The potential difficulties that surface outside the puzzle-solving, however, can work against the game on a couple of occasions. Especially during said moments where time is a factor — getting to a certain spot before an NPC spots you — and nailing the exact number of pixels that are interactive, can result in one too many annoying fail-states. A less-forgiving hindrance than perhaps some of the character animations present in TOHU — a select number that come across as wanting to take their sweet time and just about staying on the player’s good side as a result. And as noted, for all the variety and weird imagination that the visuals provide, that same caliber of variety sadly isn’t matched by the story. A tale which tries to lead up to some key reveal yet doesn’t feel like it invests anywhere near the time or space to make such moments feel in anyway impactful. One of the game’s final scenes, meant to evoke some emotional sacrifice, falling completely flat due to how little was developed or even touched upon prior. Had the game leaned more on its narrative — or even indulged more so on the nature of its visuals — the problem might have been more damaging. As it turns out, the puzzles and stage-like orchestration of scenery make up most of the focus and it’s that priority care with the gameplay that pays off.

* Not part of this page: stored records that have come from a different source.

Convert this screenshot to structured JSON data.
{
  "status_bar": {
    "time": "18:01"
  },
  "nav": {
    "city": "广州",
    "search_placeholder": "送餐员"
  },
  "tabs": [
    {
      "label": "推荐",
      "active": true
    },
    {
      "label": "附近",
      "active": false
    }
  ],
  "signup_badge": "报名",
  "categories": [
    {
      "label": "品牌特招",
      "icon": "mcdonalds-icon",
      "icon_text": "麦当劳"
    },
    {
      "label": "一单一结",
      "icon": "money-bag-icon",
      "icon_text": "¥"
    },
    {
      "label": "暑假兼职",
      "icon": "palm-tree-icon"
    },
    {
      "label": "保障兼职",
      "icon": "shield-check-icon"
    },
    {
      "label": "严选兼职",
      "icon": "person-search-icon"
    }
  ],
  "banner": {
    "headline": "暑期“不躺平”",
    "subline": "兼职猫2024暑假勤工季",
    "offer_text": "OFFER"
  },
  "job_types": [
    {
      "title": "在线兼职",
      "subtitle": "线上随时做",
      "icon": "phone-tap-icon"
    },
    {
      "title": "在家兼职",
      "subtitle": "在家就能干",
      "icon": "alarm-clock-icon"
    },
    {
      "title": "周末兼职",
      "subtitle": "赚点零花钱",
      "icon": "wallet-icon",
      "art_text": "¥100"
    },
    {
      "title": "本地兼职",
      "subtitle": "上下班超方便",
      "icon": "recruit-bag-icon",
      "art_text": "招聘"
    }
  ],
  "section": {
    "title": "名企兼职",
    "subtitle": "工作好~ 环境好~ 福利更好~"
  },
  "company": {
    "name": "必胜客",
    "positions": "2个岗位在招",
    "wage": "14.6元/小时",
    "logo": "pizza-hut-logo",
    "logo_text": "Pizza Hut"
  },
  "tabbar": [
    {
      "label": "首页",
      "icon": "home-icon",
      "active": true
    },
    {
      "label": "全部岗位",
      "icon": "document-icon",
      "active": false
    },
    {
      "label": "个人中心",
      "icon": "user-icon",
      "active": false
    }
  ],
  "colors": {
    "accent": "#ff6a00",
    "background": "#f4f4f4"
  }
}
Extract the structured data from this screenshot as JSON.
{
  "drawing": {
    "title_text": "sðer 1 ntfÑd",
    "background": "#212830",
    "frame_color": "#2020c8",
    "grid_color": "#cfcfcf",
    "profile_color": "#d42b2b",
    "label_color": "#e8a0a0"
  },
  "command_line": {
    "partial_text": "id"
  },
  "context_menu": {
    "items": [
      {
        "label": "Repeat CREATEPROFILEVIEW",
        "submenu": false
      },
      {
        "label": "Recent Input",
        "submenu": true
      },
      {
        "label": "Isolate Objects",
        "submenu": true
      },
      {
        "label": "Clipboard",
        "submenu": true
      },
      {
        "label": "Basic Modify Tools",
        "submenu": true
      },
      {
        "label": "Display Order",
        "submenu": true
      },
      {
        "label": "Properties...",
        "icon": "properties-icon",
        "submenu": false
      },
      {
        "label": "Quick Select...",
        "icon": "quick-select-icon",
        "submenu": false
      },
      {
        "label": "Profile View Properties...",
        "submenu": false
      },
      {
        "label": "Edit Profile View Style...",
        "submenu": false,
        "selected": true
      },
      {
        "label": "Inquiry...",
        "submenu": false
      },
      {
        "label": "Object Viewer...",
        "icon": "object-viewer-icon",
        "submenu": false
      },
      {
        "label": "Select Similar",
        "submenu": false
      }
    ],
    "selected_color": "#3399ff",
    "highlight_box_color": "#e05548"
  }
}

Despite its narrative leading to little in the way of a noteworthy tale, TOHU manages to gracefully side-step such an omission through wise understanding of its scale. Utilizing such a wild, excessive aesthetic in a way that feels earned, as opposed to unjustly forced. But in focusing specifically on the bevvy of point-and-click conundrums — as much making sure to sprinkle in more deductive puzzles along the way — TOHU isn’t just a pleasant trip through a child-like exaggeration of visuals and scenery, but crucially, does so in a way that doesn’t treat its players similarly as such young-aged audience members. Both with the way conundrums are presented, but also through its hint system that manages to give enough of an assistance, yet still trust its players to deduce the correct method forward. It may fall victim to the trappings of point-and-click’s very structure once or twice along the way, but TOHU still manages to provide a short and sweet little adventure through a surreal, at times delightful, set of circumstances.